- **PROBLEM DESCRIPTION**:
Here the job is to copy the data exactly and to exclude every image from it.
▬▬▬▬▬▬
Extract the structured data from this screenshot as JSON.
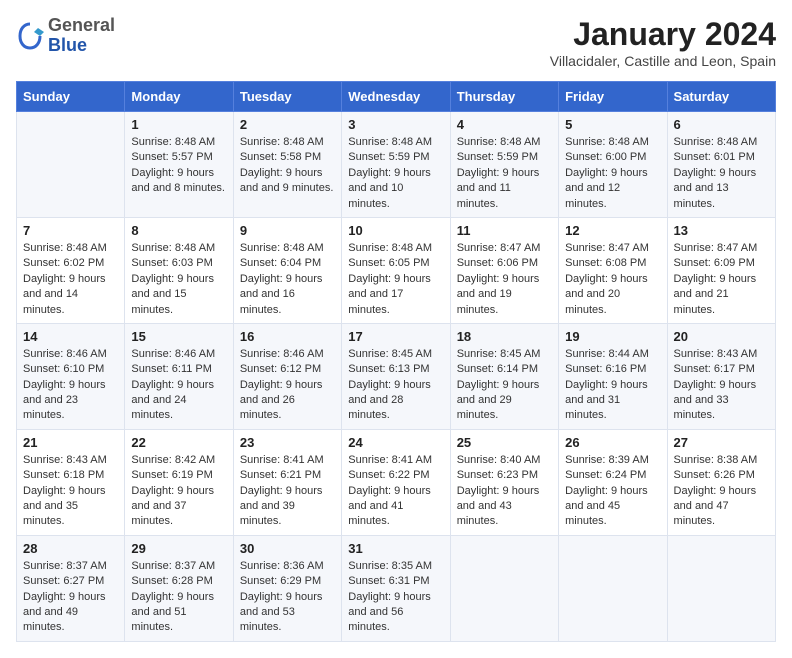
{
  "header": {
    "logo_general": "General",
    "logo_blue": "Blue",
    "month_title": "January 2024",
    "location": "Villacidaler, Castille and Leon, Spain"
  },
  "days_of_week": [
    "Sunday",
    "Monday",
    "Tuesday",
    "Wednesday",
    "Thursday",
    "Friday",
    "Saturday"
  ],
  "weeks": [
    [
      {
        "day": "",
        "sunrise": "",
        "sunset": "",
        "daylight": ""
      },
      {
        "day": "1",
        "sunrise": "Sunrise: 8:48 AM",
        "sunset": "Sunset: 5:57 PM",
        "daylight": "Daylight: 9 hours and 8 minutes."
      },
      {
        "day": "2",
        "sunrise": "Sunrise: 8:48 AM",
        "sunset": "Sunset: 5:58 PM",
        "daylight": "Daylight: 9 hours and 9 minutes."
      },
      {
        "day": "3",
        "sunrise": "Sunrise: 8:48 AM",
        "sunset": "Sunset: 5:59 PM",
        "daylight": "Daylight: 9 hours and 10 minutes."
      },
      {
        "day": "4",
        "sunrise": "Sunrise: 8:48 AM",
        "sunset": "Sunset: 5:59 PM",
        "daylight": "Daylight: 9 hours and 11 minutes."
      },
      {
        "day": "5",
        "sunrise": "Sunrise: 8:48 AM",
        "sunset": "Sunset: 6:00 PM",
        "daylight": "Daylight: 9 hours and 12 minutes."
      },
      {
        "day": "6",
        "sunrise": "Sunrise: 8:48 AM",
        "sunset": "Sunset: 6:01 PM",
        "daylight": "Daylight: 9 hours and 13 minutes."
      }
    ],
    [
      {
        "day": "7",
        "sunrise": "Sunrise: 8:48 AM",
        "sunset": "Sunset: 6:02 PM",
        "daylight": "Daylight: 9 hours and 14 minutes."
      },
      {
        "day": "8",
        "sunrise": "Sunrise: 8:48 AM",
        "sunset": "Sunset: 6:03 PM",
        "daylight": "Daylight: 9 hours and 15 minutes."
      },
      {
        "day": "9",
        "sunrise": "Sunrise: 8:48 AM",
        "sunset": "Sunset: 6:04 PM",
        "daylight": "Daylight: 9 hours and 16 minutes."
      },
      {
        "day": "10",
        "sunrise": "Sunrise: 8:48 AM",
        "sunset": "Sunset: 6:05 PM",
        "daylight": "Daylight: 9 hours and 17 minutes."
      },
      {
        "day": "11",
        "sunrise": "Sunrise: 8:47 AM",
        "sunset": "Sunset: 6:06 PM",
        "daylight": "Daylight: 9 hours and 19 minutes."
      },
      {
        "day": "12",
        "sunrise": "Sunrise: 8:47 AM",
        "sunset": "Sunset: 6:08 PM",
        "daylight": "Daylight: 9 hours and 20 minutes."
      },
      {
        "day": "13",
        "sunrise": "Sunrise: 8:47 AM",
        "sunset": "Sunset: 6:09 PM",
        "daylight": "Daylight: 9 hours and 21 minutes."
      }
    ],
    [
      {
        "day": "14",
        "sunrise": "Sunrise: 8:46 AM",
        "sunset": "Sunset: 6:10 PM",
        "daylight": "Daylight: 9 hours and 23 minutes."
      },
      {
        "day": "15",
        "sunrise": "Sunrise: 8:46 AM",
        "sunset": "Sunset: 6:11 PM",
        "daylight": "Daylight: 9 hours and 24 minutes."
      },
      {
        "day": "16",
        "sunrise": "Sunrise: 8:46 AM",
        "sunset": "Sunset: 6:12 PM",
        "daylight": "Daylight: 9 hours and 26 minutes."
      },
      {
        "day": "17",
        "sunrise": "Sunrise: 8:45 AM",
        "sunset": "Sunset: 6:13 PM",
        "daylight": "Daylight: 9 hours and 28 minutes."
      },
      {
        "day": "18",
        "sunrise": "Sunrise: 8:45 AM",
        "sunset": "Sunset: 6:14 PM",
        "daylight": "Daylight: 9 hours and 29 minutes."
      },
      {
        "day": "19",
        "sunrise": "Sunrise: 8:44 AM",
        "sunset": "Sunset: 6:16 PM",
        "daylight": "Daylight: 9 hours and 31 minutes."
      },
      {
        "day": "20",
        "sunrise": "Sunrise: 8:43 AM",
        "sunset": "Sunset: 6:17 PM",
        "daylight": "Daylight: 9 hours and 33 minutes."
      }
    ],
    [
      {
        "day": "21",
        "sunrise": "Sunrise: 8:43 AM",
        "sunset": "Sunset: 6:18 PM",
        "daylight": "Daylight: 9 hours and 35 minutes."
      },
      {
        "day": "22",
        "sunrise": "Sunrise: 8:42 AM",
        "sunset": "Sunset: 6:19 PM",
        "daylight": "Daylight: 9 hours and 37 minutes."
      },
      {
        "day": "23",
        "sunrise": "Sunrise: 8:41 AM",
        "sunset": "Sunset: 6:21 PM",
        "daylight": "Daylight: 9 hours and 39 minutes."
      },
      {
        "day": "24",
        "sunrise": "Sunrise: 8:41 AM",
        "sunset": "Sunset: 6:22 PM",
        "daylight": "Daylight: 9 hours and 41 minutes."
      },
      {
        "day": "25",
        "sunrise": "Sunrise: 8:40 AM",
        "sunset": "Sunset: 6:23 PM",
        "daylight": "Daylight: 9 hours and 43 minutes."
      },
      {
        "day": "26",
        "sunrise": "Sunrise: 8:39 AM",
        "sunset": "Sunset: 6:24 PM",
        "daylight": "Daylight: 9 hours and 45 minutes."
      },
      {
        "day": "27",
        "sunrise": "Sunrise: 8:38 AM",
        "sunset": "Sunset: 6:26 PM",
        "daylight": "Daylight: 9 hours and 47 minutes."
      }
    ],
    [
      {
        "day": "28",
        "sunrise": "Sunrise: 8:37 AM",
        "sunset": "Sunset: 6:27 PM",
        "daylight": "Daylight: 9 hours and 49 minutes."
      },
      {
        "day": "29",
        "sunrise": "Sunrise: 8:37 AM",
        "sunset": "Sunset: 6:28 PM",
        "daylight": "Daylight: 9 hours and 51 minutes."
      },
      {
        "day": "30",
        "sunrise": "Sunrise: 8:36 AM",
        "sunset": "Sunset: 6:29 PM",
        "daylight": "Daylight: 9 hours and 53 minutes."
      },
      {
        "day": "31",
        "sunrise": "Sunrise: 8:35 AM",
        "sunset": "Sunset: 6:31 PM",
        "daylight": "Daylight: 9 hours and 56 minutes."
      },
      {
        "day": "",
        "sunrise": "",
        "sunset": "",
        "daylight": ""
      },
      {
        "day": "",
        "sunrise": "",
        "sunset": "",
        "daylight": ""
      },
      {
        "day": "",
        "sunrise": "",
        "sunset": "",
        "daylight": ""
      }
    ]
  ]
}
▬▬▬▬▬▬
- **ANSWER TO THE EXERCISE**:
Extract the structured data from this screenshot as JSON.
{
  "header": {
    "logo_general": "General",
    "logo_blue": "Blue",
    "month_title": "January 2024",
    "location": "Villacidaler, Castille and Leon, Spain"
  },
  "days_of_week": [
    "Sunday",
    "Monday",
    "Tuesday",
    "Wednesday",
    "Thursday",
    "Friday",
    "Saturday"
  ],
  "weeks": [
    [
      {
        "day": "",
        "sunrise": "",
        "sunset": "",
        "daylight": ""
      },
      {
        "day": "1",
        "sunrise": "Sunrise: 8:48 AM",
        "sunset": "Sunset: 5:57 PM",
        "daylight": "Daylight: 9 hours and 8 minutes."
      },
      {
        "day": "2",
        "sunrise": "Sunrise: 8:48 AM",
        "sunset": "Sunset: 5:58 PM",
        "daylight": "Daylight: 9 hours and 9 minutes."
      },
      {
        "day": "3",
        "sunrise": "Sunrise: 8:48 AM",
        "sunset": "Sunset: 5:59 PM",
        "daylight": "Daylight: 9 hours and 10 minutes."
      },
      {
        "day": "4",
        "sunrise": "Sunrise: 8:48 AM",
        "sunset": "Sunset: 5:59 PM",
        "daylight": "Daylight: 9 hours and 11 minutes."
      },
      {
        "day": "5",
        "sunrise": "Sunrise: 8:48 AM",
        "sunset": "Sunset: 6:00 PM",
        "daylight": "Daylight: 9 hours and 12 minutes."
      },
      {
        "day": "6",
        "sunrise": "Sunrise: 8:48 AM",
        "sunset": "Sunset: 6:01 PM",
        "daylight": "Daylight: 9 hours and 13 minutes."
      }
    ],
    [
      {
        "day": "7",
        "sunrise": "Sunrise: 8:48 AM",
        "sunset": "Sunset: 6:02 PM",
        "daylight": "Daylight: 9 hours and 14 minutes."
      },
      {
        "day": "8",
        "sunrise": "Sunrise: 8:48 AM",
        "sunset": "Sunset: 6:03 PM",
        "daylight": "Daylight: 9 hours and 15 minutes."
      },
      {
        "day": "9",
        "sunrise": "Sunrise: 8:48 AM",
        "sunset": "Sunset: 6:04 PM",
        "daylight": "Daylight: 9 hours and 16 minutes."
      },
      {
        "day": "10",
        "sunrise": "Sunrise: 8:48 AM",
        "sunset": "Sunset: 6:05 PM",
        "daylight": "Daylight: 9 hours and 17 minutes."
      },
      {
        "day": "11",
        "sunrise": "Sunrise: 8:47 AM",
        "sunset": "Sunset: 6:06 PM",
        "daylight": "Daylight: 9 hours and 19 minutes."
      },
      {
        "day": "12",
        "sunrise": "Sunrise: 8:47 AM",
        "sunset": "Sunset: 6:08 PM",
        "daylight": "Daylight: 9 hours and 20 minutes."
      },
      {
        "day": "13",
        "sunrise": "Sunrise: 8:47 AM",
        "sunset": "Sunset: 6:09 PM",
        "daylight": "Daylight: 9 hours and 21 minutes."
      }
    ],
    [
      {
        "day": "14",
        "sunrise": "Sunrise: 8:46 AM",
        "sunset": "Sunset: 6:10 PM",
        "daylight": "Daylight: 9 hours and 23 minutes."
      },
      {
        "day": "15",
        "sunrise": "Sunrise: 8:46 AM",
        "sunset": "Sunset: 6:11 PM",
        "daylight": "Daylight: 9 hours and 24 minutes."
      },
      {
        "day": "16",
        "sunrise": "Sunrise: 8:46 AM",
        "sunset": "Sunset: 6:12 PM",
        "daylight": "Daylight: 9 hours and 26 minutes."
      },
      {
        "day": "17",
        "sunrise": "Sunrise: 8:45 AM",
        "sunset": "Sunset: 6:13 PM",
        "daylight": "Daylight: 9 hours and 28 minutes."
      },
      {
        "day": "18",
        "sunrise": "Sunrise: 8:45 AM",
        "sunset": "Sunset: 6:14 PM",
        "daylight": "Daylight: 9 hours and 29 minutes."
      },
      {
        "day": "19",
        "sunrise": "Sunrise: 8:44 AM",
        "sunset": "Sunset: 6:16 PM",
        "daylight": "Daylight: 9 hours and 31 minutes."
      },
      {
        "day": "20",
        "sunrise": "Sunrise: 8:43 AM",
        "sunset": "Sunset: 6:17 PM",
        "daylight": "Daylight: 9 hours and 33 minutes."
      }
    ],
    [
      {
        "day": "21",
        "sunrise": "Sunrise: 8:43 AM",
        "sunset": "Sunset: 6:18 PM",
        "daylight": "Daylight: 9 hours and 35 minutes."
      },
      {
        "day": "22",
        "sunrise": "Sunrise: 8:42 AM",
        "sunset": "Sunset: 6:19 PM",
        "daylight": "Daylight: 9 hours and 37 minutes."
      },
      {
        "day": "23",
        "sunrise": "Sunrise: 8:41 AM",
        "sunset": "Sunset: 6:21 PM",
        "daylight": "Daylight: 9 hours and 39 minutes."
      },
      {
        "day": "24",
        "sunrise": "Sunrise: 8:41 AM",
        "sunset": "Sunset: 6:22 PM",
        "daylight": "Daylight: 9 hours and 41 minutes."
      },
      {
        "day": "25",
        "sunrise": "Sunrise: 8:40 AM",
        "sunset": "Sunset: 6:23 PM",
        "daylight": "Daylight: 9 hours and 43 minutes."
      },
      {
        "day": "26",
        "sunrise": "Sunrise: 8:39 AM",
        "sunset": "Sunset: 6:24 PM",
        "daylight": "Daylight: 9 hours and 45 minutes."
      },
      {
        "day": "27",
        "sunrise": "Sunrise: 8:38 AM",
        "sunset": "Sunset: 6:26 PM",
        "daylight": "Daylight: 9 hours and 47 minutes."
      }
    ],
    [
      {
        "day": "28",
        "sunrise": "Sunrise: 8:37 AM",
        "sunset": "Sunset: 6:27 PM",
        "daylight": "Daylight: 9 hours and 49 minutes."
      },
      {
        "day": "29",
        "sunrise": "Sunrise: 8:37 AM",
        "sunset": "Sunset: 6:28 PM",
        "daylight": "Daylight: 9 hours and 51 minutes."
      },
      {
        "day": "30",
        "sunrise": "Sunrise: 8:36 AM",
        "sunset": "Sunset: 6:29 PM",
        "daylight": "Daylight: 9 hours and 53 minutes."
      },
      {
        "day": "31",
        "sunrise": "Sunrise: 8:35 AM",
        "sunset": "Sunset: 6:31 PM",
        "daylight": "Daylight: 9 hours and 56 minutes."
      },
      {
        "day": "",
        "sunrise": "",
        "sunset": "",
        "daylight": ""
      },
      {
        "day": "",
        "sunrise": "",
        "sunset": "",
        "daylight": ""
      },
      {
        "day": "",
        "sunrise": "",
        "sunset": "",
        "daylight": ""
      }
    ]
  ]
}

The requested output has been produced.